Baker, M. (2000) Towards a Methodology for Investigating the Style of a Literary Translator, Target
12(2): 24166.
Bassnett, S. (1980) Translation Studies. London: Methuen.
Catford, J. (1965) A Linguistic Theory of Translation. Oxford: Oxford University Press.
Gentzler, E. (1993) Contemporary Translation Theories. London: Routledge.
Gutt, E.-A. (2000) Translation and Relevance: Cognition and Context. Manchester: St Jerome Press.
Holmes, J. (1988) Translated! Papers on Literary Translation and Translation Studies. Amsterdam:
Rodopi.
Jakobson, R. (2000) On Linguistic Aspects of Translation, in R Brower (ed.) On Translation, pp.
2329. Cambridge, MA: Harvard University Press.
Munday, J. (2001) Introducing Translation Studies. London: Routledge.
Nida, E. (1964) Towards a Science of Translating. Leiden: Brill.
Nida, E. (1997) Theories of Translation, Journal of Translation Studies 1: 1028.
Sperber, D. and Wilson, D. (1995) Relevance: Communication and Cognition. Oxford: Blackwell.
Stockwell, P. (2002) Cognitive Poetics: An Introduction. London: Routledge.
Venuti, L. (1998) The Scandals of Translation. London: Routledge.

Address
Jean Boase-Beier, School of Language, Linguistics and Translation Studies, University of East Anglia,
Norwich NR4 7TJ, UK. [email: j.boase-beier@uea.ac.uk]

Language and Literature 2004 13(1)

Downloaded from http://lal.sagepub.com by Gholam-Reza Tajvidi on November 12, 2007
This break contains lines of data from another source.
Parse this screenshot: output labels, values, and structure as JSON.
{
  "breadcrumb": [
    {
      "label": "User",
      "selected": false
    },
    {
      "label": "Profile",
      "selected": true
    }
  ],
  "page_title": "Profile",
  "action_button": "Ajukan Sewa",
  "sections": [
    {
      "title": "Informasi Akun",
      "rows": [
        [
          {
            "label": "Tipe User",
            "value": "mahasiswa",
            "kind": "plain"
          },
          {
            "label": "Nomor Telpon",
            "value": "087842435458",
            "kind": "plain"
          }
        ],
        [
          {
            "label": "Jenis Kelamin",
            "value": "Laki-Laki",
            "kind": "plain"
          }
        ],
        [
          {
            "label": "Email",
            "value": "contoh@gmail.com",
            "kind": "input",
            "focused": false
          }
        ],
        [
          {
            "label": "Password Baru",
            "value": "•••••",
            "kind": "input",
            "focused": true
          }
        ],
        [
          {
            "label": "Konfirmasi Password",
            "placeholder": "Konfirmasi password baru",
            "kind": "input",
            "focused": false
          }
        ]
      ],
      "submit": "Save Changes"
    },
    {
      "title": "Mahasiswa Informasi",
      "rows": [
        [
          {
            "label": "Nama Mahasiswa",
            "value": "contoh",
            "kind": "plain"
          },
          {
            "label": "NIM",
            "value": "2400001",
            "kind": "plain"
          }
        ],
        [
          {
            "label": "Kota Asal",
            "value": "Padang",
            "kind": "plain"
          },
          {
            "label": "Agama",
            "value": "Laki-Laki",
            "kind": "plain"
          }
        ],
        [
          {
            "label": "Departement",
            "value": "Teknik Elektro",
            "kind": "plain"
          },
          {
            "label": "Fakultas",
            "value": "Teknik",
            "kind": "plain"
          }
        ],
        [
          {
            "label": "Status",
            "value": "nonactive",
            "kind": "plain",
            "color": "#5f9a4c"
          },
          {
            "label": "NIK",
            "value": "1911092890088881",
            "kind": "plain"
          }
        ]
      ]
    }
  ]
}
2004 SAGE Publications. All rights reserved. Not for commercial use or unauthorized distribution.